PROBLEM DETAILS ▸ From the entries, copy out every line in which the word "data" is found.

EXTRACTED INFORMATION ▸
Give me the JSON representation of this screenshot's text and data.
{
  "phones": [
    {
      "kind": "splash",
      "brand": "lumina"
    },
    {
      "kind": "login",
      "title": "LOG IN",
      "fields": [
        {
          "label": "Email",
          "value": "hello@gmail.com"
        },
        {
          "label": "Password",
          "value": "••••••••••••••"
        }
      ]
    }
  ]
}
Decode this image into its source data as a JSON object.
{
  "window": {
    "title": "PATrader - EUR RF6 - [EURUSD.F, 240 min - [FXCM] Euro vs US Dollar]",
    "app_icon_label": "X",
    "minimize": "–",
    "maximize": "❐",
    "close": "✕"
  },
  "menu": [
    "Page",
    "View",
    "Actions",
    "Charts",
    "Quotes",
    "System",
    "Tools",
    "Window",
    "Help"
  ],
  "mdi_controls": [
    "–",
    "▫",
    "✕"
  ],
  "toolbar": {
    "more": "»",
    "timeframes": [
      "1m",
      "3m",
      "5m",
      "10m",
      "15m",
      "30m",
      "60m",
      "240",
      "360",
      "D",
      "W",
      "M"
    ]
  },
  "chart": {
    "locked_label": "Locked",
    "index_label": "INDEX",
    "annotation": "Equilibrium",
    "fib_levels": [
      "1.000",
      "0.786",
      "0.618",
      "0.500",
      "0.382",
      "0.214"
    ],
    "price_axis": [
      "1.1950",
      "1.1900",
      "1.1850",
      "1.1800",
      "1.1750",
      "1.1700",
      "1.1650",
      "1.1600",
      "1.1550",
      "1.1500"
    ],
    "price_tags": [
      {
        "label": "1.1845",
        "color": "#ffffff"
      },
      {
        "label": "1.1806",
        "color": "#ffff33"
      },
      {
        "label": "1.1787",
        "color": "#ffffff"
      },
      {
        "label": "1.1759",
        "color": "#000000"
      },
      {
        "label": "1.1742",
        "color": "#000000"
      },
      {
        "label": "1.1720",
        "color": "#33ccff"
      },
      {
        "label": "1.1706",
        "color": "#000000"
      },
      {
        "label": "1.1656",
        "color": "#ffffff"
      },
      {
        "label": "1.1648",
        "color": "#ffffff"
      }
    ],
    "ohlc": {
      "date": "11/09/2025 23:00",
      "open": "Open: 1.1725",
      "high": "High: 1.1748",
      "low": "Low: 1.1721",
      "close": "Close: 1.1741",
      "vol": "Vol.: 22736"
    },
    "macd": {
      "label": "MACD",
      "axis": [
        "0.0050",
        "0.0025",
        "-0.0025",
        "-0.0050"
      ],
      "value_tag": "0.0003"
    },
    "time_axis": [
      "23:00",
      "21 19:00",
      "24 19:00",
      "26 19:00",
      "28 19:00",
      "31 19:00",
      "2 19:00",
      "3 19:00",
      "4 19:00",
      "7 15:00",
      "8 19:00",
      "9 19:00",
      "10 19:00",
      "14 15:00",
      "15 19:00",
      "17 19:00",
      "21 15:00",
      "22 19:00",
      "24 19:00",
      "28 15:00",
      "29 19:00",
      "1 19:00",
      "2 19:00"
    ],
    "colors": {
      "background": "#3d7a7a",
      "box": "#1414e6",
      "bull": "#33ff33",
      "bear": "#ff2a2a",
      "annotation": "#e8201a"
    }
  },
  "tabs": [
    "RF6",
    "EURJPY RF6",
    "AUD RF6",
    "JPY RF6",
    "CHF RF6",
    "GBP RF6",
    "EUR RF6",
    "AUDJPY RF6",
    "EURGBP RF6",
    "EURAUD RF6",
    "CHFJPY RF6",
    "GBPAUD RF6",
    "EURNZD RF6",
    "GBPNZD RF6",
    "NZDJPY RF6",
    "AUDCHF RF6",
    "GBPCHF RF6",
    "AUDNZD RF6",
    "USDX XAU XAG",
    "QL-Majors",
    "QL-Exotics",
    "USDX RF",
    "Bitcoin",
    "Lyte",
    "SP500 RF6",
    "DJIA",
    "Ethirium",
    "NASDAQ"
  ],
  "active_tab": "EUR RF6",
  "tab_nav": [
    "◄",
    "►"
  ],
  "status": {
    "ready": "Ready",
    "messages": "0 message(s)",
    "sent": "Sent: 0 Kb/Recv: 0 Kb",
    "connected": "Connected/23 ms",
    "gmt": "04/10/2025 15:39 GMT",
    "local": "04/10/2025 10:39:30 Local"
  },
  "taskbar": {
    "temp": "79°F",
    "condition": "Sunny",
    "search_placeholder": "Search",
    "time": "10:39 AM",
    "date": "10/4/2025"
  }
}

YOUR SOLUTION ▸
Give me the JSON representation of this screenshot's text and data.
Decode this image into its source data as a JSON object.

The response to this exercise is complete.